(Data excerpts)
Segment Open

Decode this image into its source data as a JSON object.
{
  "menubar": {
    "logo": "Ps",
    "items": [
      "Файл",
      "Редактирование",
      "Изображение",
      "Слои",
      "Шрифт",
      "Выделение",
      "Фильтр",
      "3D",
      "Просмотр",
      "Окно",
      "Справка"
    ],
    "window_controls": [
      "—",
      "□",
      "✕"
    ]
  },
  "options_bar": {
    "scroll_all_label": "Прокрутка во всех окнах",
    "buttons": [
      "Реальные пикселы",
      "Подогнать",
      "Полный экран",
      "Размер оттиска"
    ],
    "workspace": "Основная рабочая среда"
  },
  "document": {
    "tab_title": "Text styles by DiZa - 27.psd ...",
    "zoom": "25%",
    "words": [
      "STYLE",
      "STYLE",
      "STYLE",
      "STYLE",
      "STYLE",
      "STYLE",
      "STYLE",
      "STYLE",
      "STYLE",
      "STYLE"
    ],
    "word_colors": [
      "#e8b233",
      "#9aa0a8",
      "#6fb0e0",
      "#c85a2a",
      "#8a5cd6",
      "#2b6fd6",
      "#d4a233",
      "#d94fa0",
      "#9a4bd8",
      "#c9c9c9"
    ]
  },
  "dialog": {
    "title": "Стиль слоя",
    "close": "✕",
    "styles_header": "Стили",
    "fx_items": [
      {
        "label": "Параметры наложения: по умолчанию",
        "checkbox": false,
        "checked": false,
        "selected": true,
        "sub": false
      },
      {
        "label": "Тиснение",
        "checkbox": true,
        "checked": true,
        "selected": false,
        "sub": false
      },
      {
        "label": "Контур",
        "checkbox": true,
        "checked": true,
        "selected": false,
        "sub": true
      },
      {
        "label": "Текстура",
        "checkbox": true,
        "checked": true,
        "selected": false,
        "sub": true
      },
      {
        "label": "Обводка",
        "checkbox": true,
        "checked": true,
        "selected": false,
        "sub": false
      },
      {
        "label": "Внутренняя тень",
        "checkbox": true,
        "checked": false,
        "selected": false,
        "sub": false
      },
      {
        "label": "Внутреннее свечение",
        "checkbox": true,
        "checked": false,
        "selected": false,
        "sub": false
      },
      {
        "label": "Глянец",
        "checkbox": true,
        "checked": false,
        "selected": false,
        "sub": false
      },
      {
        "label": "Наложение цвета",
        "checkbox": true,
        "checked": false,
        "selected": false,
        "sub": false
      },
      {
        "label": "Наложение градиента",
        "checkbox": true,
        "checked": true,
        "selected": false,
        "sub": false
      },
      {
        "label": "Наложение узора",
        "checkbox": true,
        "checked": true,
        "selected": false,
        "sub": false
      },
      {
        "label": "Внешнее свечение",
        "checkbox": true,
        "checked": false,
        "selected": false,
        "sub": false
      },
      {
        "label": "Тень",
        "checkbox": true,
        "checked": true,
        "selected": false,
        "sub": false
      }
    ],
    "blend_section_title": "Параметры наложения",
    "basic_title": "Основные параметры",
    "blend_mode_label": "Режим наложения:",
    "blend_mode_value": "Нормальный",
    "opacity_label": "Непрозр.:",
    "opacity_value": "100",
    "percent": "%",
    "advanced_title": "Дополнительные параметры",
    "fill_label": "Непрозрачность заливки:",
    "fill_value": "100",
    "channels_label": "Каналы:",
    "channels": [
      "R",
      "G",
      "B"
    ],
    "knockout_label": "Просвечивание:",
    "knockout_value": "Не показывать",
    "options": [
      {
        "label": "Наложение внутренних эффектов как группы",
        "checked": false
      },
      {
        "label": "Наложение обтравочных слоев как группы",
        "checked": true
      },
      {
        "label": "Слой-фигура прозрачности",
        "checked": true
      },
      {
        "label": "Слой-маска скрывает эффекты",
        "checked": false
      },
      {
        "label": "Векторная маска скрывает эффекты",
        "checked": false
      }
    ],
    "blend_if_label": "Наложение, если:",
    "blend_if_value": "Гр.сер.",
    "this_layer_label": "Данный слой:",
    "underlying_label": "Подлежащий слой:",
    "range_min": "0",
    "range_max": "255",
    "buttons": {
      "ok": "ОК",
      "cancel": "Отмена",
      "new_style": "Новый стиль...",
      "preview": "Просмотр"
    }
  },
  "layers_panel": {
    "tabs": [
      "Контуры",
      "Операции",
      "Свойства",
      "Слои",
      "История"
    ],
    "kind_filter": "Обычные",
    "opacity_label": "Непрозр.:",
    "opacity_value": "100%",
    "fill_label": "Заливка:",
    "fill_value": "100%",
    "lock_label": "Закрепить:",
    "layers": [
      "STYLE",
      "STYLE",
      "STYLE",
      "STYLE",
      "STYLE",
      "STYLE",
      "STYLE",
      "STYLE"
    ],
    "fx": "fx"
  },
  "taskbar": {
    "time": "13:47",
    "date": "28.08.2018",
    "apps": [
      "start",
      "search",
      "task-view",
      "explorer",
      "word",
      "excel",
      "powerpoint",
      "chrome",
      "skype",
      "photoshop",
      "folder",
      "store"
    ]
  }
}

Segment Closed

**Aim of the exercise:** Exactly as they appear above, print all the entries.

**Completed task:**
Decode this image into its source data as a JSON object.
{
  "menubar": {
    "logo": "Ps",
    "items": [
      "Файл",
      "Редактирование",
      "Изображение",
      "Слои",
      "Шрифт",
      "Выделение",
      "Фильтр",
      "3D",
      "Просмотр",
      "Окно",
      "Справка"
    ],
    "window_controls": [
      "—",
      "□",
      "✕"
    ]
  },
  "options_bar": {
    "scroll_all_label": "Прокрутка во всех окнах",
    "buttons": [
      "Реальные пикселы",
      "Подогнать",
      "Полный экран",
      "Размер оттиска"
    ],
    "workspace": "Основная рабочая среда"
  },
  "document": {
    "tab_title": "Text styles by DiZa - 27.psd ...",
    "zoom": "25%",
    "words": [
      "STYLE",
      "STYLE",
      "STYLE",
      "STYLE",
      "STYLE",
      "STYLE",
      "STYLE",
      "STYLE",
      "STYLE",
      "STYLE"
    ],
    "word_colors": [
      "#e8b233",
      "#9aa0a8",
      "#6fb0e0",
      "#c85a2a",
      "#8a5cd6",
      "#2b6fd6",
      "#d4a233",
      "#d94fa0",
      "#9a4bd8",
      "#c9c9c9"
    ]
  },
  "dialog": {
    "title": "Стиль слоя",
    "close": "✕",
    "styles_header": "Стили",
    "fx_items": [
      {
        "label": "Параметры наложения: по умолчанию",
        "checkbox": false,
        "checked": false,
        "selected": true,
        "sub": false
      },
      {
        "label": "Тиснение",
        "checkbox": true,
        "checked": true,
        "selected": false,
        "sub": false
      },
      {
        "label": "Контур",
        "checkbox": true,
        "checked": true,
        "selected": false,
        "sub": true
      },
      {
        "label": "Текстура",
        "checkbox": true,
        "checked": true,
        "selected": false,
        "sub": true
      },
      {
        "label": "Обводка",
        "checkbox": true,
        "checked": true,
        "selected": false,
        "sub": false
      },
      {
        "label": "Внутренняя тень",
        "checkbox": true,
        "checked": false,
        "selected": false,
        "sub": false
      },
      {
        "label": "Внутреннее свечение",
        "checkbox": true,
        "checked": false,
        "selected": false,
        "sub": false
      },
      {
        "label": "Глянец",
        "checkbox": true,
        "checked": false,
        "selected": false,
        "sub": false
      },
      {
        "label": "Наложение цвета",
        "checkbox": true,
        "checked": false,
        "selected": false,
        "sub": false
      },
      {
        "label": "Наложение градиента",
        "checkbox": true,
        "checked": true,
        "selected": false,
        "sub": false
      },
      {
        "label": "Наложение узора",
        "checkbox": true,
        "checked": true,
        "selected": false,
        "sub": false
      },
      {
        "label": "Внешнее свечение",
        "checkbox": true,
        "checked": false,
        "selected": false,
        "sub": false
      },
      {
        "label": "Тень",
        "checkbox": true,
        "checked": true,
        "selected": false,
        "sub": false
      }
    ],
    "blend_section_title": "Параметры наложения",
    "basic_title": "Основные параметры",
    "blend_mode_label": "Режим наложения:",
    "blend_mode_value": "Нормальный",
    "opacity_label": "Непрозр.:",
    "opacity_value": "100",
    "percent": "%",
    "advanced_title": "Дополнительные параметры",
    "fill_label": "Непрозрачность заливки:",
    "fill_value": "100",
    "channels_label": "Каналы:",
    "channels": [
      "R",
      "G",
      "B"
    ],
    "knockout_label": "Просвечивание:",
    "knockout_value": "Не показывать",
    "options": [
      {
        "label": "Наложение внутренних эффектов как группы",
        "checked": false
      },
      {
        "label": "Наложение обтравочных слоев как группы",
        "checked": true
      },
      {
        "label": "Слой-фигура прозрачности",
        "checked": true
      },
      {
        "label": "Слой-маска скрывает эффекты",
        "checked": false
      },
      {
        "label": "Векторная маска скрывает эффекты",
        "checked": false
      }
    ],
    "blend_if_label": "Наложение, если:",
    "blend_if_value": "Гр.сер.",
    "this_layer_label": "Данный слой:",
    "underlying_label": "Подлежащий слой:",
    "range_min": "0",
    "range_max": "255",
    "buttons": {
      "ok": "ОК",
      "cancel": "Отмена",
      "new_style": "Новый стиль...",
      "preview": "Просмотр"
    }
  },
  "layers_panel": {
    "tabs": [
      "Контуры",
      "Операции",
      "Свойства",
      "Слои",
      "История"
    ],
    "kind_filter": "Обычные",
    "opacity_label": "Непрозр.:",
    "opacity_value": "100%",
    "fill_label": "Заливка:",
    "fill_value": "100%",
    "lock_label": "Закрепить:",
    "layers": [
      "STYLE",
      "STYLE",
      "STYLE",
      "STYLE",
      "STYLE",
      "STYLE",
      "STYLE",
      "STYLE"
    ],
    "fx": "fx"
  },
  "taskbar": {
    "time": "13:47",
    "date": "28.08.2018",
    "apps": [
      "start",
      "search",
      "task-view",
      "explorer",
      "word",
      "excel",
      "powerpoint",
      "chrome",
      "skype",
      "photoshop",
      "folder",
      "store"
    ]
  }
}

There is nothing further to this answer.